Exercise directions
All entries must be set down once more, precisely as given.

+++ Extracted entries +++

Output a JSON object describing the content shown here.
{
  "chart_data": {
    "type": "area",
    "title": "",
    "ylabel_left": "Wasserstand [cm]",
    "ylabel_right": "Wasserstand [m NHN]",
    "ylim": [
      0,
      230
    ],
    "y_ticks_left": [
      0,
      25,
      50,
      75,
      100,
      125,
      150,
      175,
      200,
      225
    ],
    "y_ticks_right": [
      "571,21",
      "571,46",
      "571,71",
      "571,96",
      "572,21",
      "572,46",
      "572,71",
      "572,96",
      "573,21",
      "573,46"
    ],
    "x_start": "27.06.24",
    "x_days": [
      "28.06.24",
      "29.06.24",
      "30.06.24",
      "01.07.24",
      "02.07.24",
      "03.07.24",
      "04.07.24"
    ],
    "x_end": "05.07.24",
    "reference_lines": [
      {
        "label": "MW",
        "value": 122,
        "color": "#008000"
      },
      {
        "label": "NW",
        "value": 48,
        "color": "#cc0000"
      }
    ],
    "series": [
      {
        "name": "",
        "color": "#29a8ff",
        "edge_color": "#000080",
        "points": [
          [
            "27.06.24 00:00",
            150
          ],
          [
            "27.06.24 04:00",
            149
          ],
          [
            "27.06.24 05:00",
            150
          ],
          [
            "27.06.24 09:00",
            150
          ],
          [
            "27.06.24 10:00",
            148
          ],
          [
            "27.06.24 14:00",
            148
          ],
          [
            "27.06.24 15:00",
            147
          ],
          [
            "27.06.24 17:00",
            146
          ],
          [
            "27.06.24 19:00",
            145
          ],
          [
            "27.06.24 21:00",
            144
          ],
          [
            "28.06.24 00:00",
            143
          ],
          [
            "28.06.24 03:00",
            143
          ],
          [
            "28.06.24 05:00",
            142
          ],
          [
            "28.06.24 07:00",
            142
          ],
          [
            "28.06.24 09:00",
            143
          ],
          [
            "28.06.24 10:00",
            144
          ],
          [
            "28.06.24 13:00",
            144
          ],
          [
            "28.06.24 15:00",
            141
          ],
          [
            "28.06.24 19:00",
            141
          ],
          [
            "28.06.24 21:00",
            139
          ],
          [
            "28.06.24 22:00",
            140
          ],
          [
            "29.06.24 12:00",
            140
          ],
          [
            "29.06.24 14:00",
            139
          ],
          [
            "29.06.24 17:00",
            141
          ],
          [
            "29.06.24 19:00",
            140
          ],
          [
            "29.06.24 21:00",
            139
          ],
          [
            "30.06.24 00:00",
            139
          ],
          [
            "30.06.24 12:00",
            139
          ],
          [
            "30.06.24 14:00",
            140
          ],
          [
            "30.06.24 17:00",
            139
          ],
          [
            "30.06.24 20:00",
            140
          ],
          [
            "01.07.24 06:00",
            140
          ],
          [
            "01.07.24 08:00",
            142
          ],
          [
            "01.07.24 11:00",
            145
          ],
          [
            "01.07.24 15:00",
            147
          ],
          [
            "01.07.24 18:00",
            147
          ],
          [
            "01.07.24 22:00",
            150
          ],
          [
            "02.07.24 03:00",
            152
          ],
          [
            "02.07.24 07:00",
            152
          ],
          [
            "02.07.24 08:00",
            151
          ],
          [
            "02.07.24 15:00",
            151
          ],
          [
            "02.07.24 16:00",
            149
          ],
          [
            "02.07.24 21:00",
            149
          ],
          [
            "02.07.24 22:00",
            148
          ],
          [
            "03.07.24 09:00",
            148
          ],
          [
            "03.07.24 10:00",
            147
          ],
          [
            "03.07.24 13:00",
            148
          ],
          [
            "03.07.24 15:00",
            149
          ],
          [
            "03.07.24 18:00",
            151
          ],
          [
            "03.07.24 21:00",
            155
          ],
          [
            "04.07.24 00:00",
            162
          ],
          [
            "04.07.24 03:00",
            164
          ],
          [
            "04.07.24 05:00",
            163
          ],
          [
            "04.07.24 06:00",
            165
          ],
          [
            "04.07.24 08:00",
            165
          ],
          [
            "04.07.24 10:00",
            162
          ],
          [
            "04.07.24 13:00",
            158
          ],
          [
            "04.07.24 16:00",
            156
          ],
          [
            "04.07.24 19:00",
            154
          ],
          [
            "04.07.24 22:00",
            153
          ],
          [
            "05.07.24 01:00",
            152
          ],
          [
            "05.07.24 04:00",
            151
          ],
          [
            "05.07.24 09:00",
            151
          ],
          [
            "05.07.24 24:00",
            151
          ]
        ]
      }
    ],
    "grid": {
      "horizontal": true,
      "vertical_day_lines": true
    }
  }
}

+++

Output below
Output a JSON object describing the content shown here.
{
  "chart_data": {
    "type": "area",
    "title": "",
    "ylabel_left": "Wasserstand [cm]",
    "ylabel_right": "Wasserstand [m NHN]",
    "ylim": [
      0,
      230
    ],
    "y_ticks_left": [
      0,
      25,
      50,
      75,
      100,
      125,
      150,
      175,
      200,
      225
    ],
    "y_ticks_right": [
      "571,21",
      "571,46",
      "571,71",
      "571,96",
      "572,21",
      "572,46",
      "572,71",
      "572,96",
      "573,21",
      "573,46"
    ],
    "x_start": "27.06.24",
    "x_days": [
      "28.06.24",
      "29.06.24",
      "30.06.24",
      "01.07.24",
      "02.07.24",
      "03.07.24",
      "04.07.24"
    ],
    "x_end": "05.07.24",
    "reference_lines": [
      {
        "label": "MW",
        "value": 122,
        "color": "#008000"
      },
      {
        "label": "NW",
        "value": 48,
        "color": "#cc0000"
      }
    ],
    "series": [
      {
        "name": "",
        "color": "#29a8ff",
        "edge_color": "#000080",
        "points": [
          [
            "27.06.24 00:00",
            150
          ],
          [
            "27.06.24 04:00",
            149
          ],
          [
            "27.06.24 05:00",
            150
          ],
          [
            "27.06.24 09:00",
            150
          ],
          [
            "27.06.24 10:00",
            148
          ],
          [
            "27.06.24 14:00",
            148
          ],
          [
            "27.06.24 15:00",
            147
          ],
          [
            "27.06.24 17:00",
            146
          ],
          [
            "27.06.24 19:00",
            145
          ],
          [
            "27.06.24 21:00",
            144
          ],
          [
            "28.06.24 00:00",
            143
          ],
          [
            "28.06.24 03:00",
            143
          ],
          [
            "28.06.24 05:00",
            142
          ],
          [
            "28.06.24 07:00",
            142
          ],
          [
            "28.06.24 09:00",
            143
          ],
          [
            "28.06.24 10:00",
            144
          ],
          [
            "28.06.24 13:00",
            144
          ],
          [
            "28.06.24 15:00",
            141
          ],
          [
            "28.06.24 19:00",
            141
          ],
          [
            "28.06.24 21:00",
            139
          ],
          [
            "28.06.24 22:00",
            140
          ],
          [
            "29.06.24 12:00",
            140
          ],
          [
            "29.06.24 14:00",
            139
          ],
          [
            "29.06.24 17:00",
            141
          ],
          [
            "29.06.24 19:00",
            140
          ],
          [
            "29.06.24 21:00",
            139
          ],
          [
            "30.06.24 00:00",
            139
          ],
          [
            "30.06.24 12:00",
            139
          ],
          [
            "30.06.24 14:00",
            140
          ],
          [
            "30.06.24 17:00",
            139
          ],
          [
            "30.06.24 20:00",
            140
          ],
          [
            "01.07.24 06:00",
            140
          ],
          [
            "01.07.24 08:00",
            142
          ],
          [
            "01.07.24 11:00",
            145
          ],
          [
            "01.07.24 15:00",
            147
          ],
          [
            "01.07.24 18:00",
            147
          ],
          [
            "01.07.24 22:00",
            150
          ],
          [
            "02.07.24 03:00",
            152
          ],
          [
            "02.07.24 07:00",
            152
          ],
          [
            "02.07.24 08:00",
            151
          ],
          [
            "02.07.24 15:00",
            151
          ],
          [
            "02.07.24 16:00",
            149
          ],
          [
            "02.07.24 21:00",
            149
          ],
          [
            "02.07.24 22:00",
            148
          ],
          [
            "03.07.24 09:00",
            148
          ],
          [
            "03.07.24 10:00",
            147
          ],
          [
            "03.07.24 13:00",
            148
          ],
          [
            "03.07.24 15:00",
            149
          ],
          [
            "03.07.24 18:00",
            151
          ],
          [
            "03.07.24 21:00",
            155
          ],
          [
            "04.07.24 00:00",
            162
          ],
          [
            "04.07.24 03:00",
            164
          ],
          [
            "04.07.24 05:00",
            163
          ],
          [
            "04.07.24 06:00",
            165
          ],
          [
            "04.07.24 08:00",
            165
          ],
          [
            "04.07.24 10:00",
            162
          ],
          [
            "04.07.24 13:00",
            158
          ],
          [
            "04.07.24 16:00",
            156
          ],
          [
            "04.07.24 19:00",
            154
          ],
          [
            "04.07.24 22:00",
            153
          ],
          [
            "05.07.24 01:00",
            152
          ],
          [
            "05.07.24 04:00",
            151
          ],
          [
            "05.07.24 09:00",
            151
          ],
          [
            "05.07.24 24:00",
            151
          ]
        ]
      }
    ],
    "grid": {
      "horizontal": true,
      "vertical_day_lines": true
    }
  }
}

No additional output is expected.